Compare any two graphics cards:
GeForce 8600 GT 256MB GDDR3 vs GeForce GT 430 1GB
IntroThe GeForce 8600 GT 256MB GDDR3 makes use of a 80 nm design. nVidia has set the core frequency at 540 MHz. The GDDR3 memory runs at a speed of 700 MHz on this specific card. It features 32 SPUs as well as 16 TAUs and 8 Rasterization Operator Units.
Compare those specs to the GeForce GT 430 1GB, which has a core clock frequency of 700 MHz and a GDDR3 memory frequency of 900 MHz. It also features a 128-bit memory bus, and uses a 40 nm design. It features 96 SPUs, 16 TAUs, and 4 ROPs.
(No game benchmarks for this combination yet.)
Power Usage and Theoretical Benchmarks
Power Consumption (Max TDP)
Theoretically, the GeForce GT 430 1GB should be quite a bit faster than the GeForce 8600 GT 256MB GDDR3 in general. (explain)
Texel RateThe GeForce GT 430 1GB is a lot (more or less 30%) more effective at AF than the GeForce 8600 GT 256MB GDDR3. (explain)
Pixel RateThe GeForce 8600 GT 256MB GDDR3 is a lot (about 54%) more effective at anti-aliasing than the GeForce GT 430 1GB, and should be capable of handling higher screen resolutions without losing too much performance. (explain)

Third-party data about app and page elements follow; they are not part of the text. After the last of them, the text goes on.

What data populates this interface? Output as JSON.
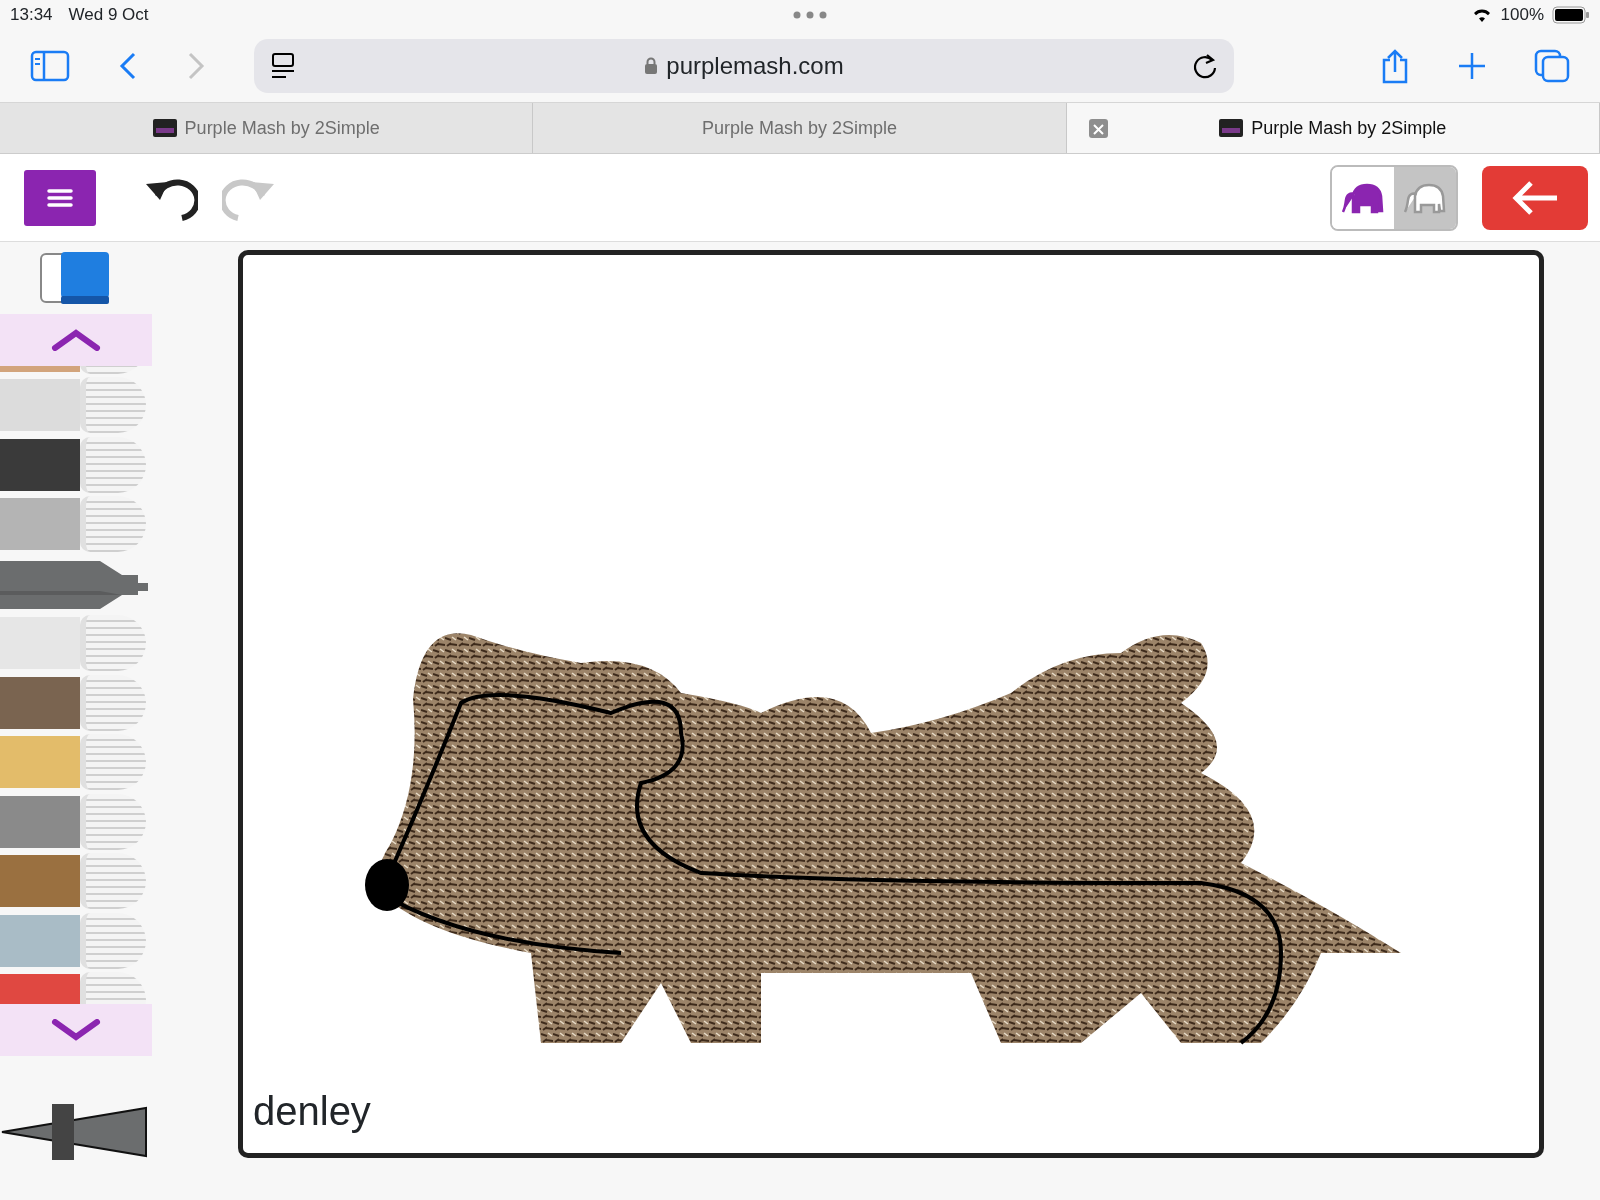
{
  "status_bar": {
    "time": "13:34",
    "date": "Wed 9 Oct",
    "battery": "100%"
  },
  "browser": {
    "url": "purplemash.com"
  },
  "tabs": [
    {
      "label": "Purple Mash by 2Simple",
      "selected": false,
      "favicon": true
    },
    {
      "label": "Purple Mash by 2Simple",
      "selected": false,
      "favicon": false
    },
    {
      "label": "Purple Mash by 2Simple",
      "selected": true,
      "favicon": true
    }
  ],
  "app_toolbar": {
    "redo_disabled": true,
    "modes": [
      {
        "selected": true
      },
      {
        "selected": false
      }
    ]
  },
  "pens": [
    {
      "kind": "pen",
      "color": "#d2a47c",
      "selected": false
    },
    {
      "kind": "pen",
      "color": "#dcdcdc",
      "selected": false
    },
    {
      "kind": "pen",
      "color": "#3a3a3a",
      "selected": false
    },
    {
      "kind": "pen",
      "color": "#b4b4b4",
      "selected": false
    },
    {
      "kind": "marker",
      "color": "#6b6d6e",
      "selected": true
    },
    {
      "kind": "pen",
      "color": "#e6e6e6",
      "selected": false
    },
    {
      "kind": "pen",
      "color": "#7a6450",
      "selected": false
    },
    {
      "kind": "pen",
      "color": "#e3bc6a",
      "selected": false
    },
    {
      "kind": "pen",
      "color": "#8a8a8a",
      "selected": false
    },
    {
      "kind": "pen",
      "color": "#9a7040",
      "selected": false
    },
    {
      "kind": "pen",
      "color": "#a9bcc6",
      "selected": false
    },
    {
      "kind": "pen",
      "color": "#e04841",
      "selected": false
    }
  ],
  "size_slider": {
    "level": 0.4
  },
  "canvas": {
    "caption": "denley"
  }
}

Please note that the above 'benchmarks' are all just theoretical - the results were calculated based on the card's specifications, and real-world performance may (and probably will) vary at least a bit.
Please note that the price comparisons are based on search keywords - sometimes it might show cards with very similar names that are not exactly the same as the one chosen in the comparison. We do try to filter out the wrong results as best we can, though.
Memory Bandwidth: Memory bandwidth is the largest amount of data (measured in megabytes per second) that can be transported across the external memory interface within a second. The number is calculated by multiplying the interface width by the speed of its memory. In the case of DDR memory, the result should be multiplied by 2 again. If DDR5, multiply by ANOTHER 2x. The better the memory bandwidth, the better the card will be in general. It especially helps with anti-aliasing, High Dynamic Range and higher screen resolutions.
Texel Rate: Texel rate is the maximum number of texture map elements (texels) that are applied in one second. This is worked out by multiplying the total texture units by the core speed of the chip. The better the texel rate, the better the card will be at texture filtering (anisotropic filtering - AF). It is measured in millions of texels processed per second.
Pixel Rate: Pixel rate is the maximum number of pixels the video card can possibly record to its local memory in a second - measured in millions of pixels per second. The number is calculated by multiplying the number of Render Output Units by the the core clock speed. ROPs (Raster Operations Pipelines - also sometimes called Render Output Units) are responsible for outputting the pixels (image) to the screen. The actual pixel fill rate also depends on many other factors, especially the memory bandwidth - the lower the memory bandwidth is, the lower the ability to get to the maximum fill rate.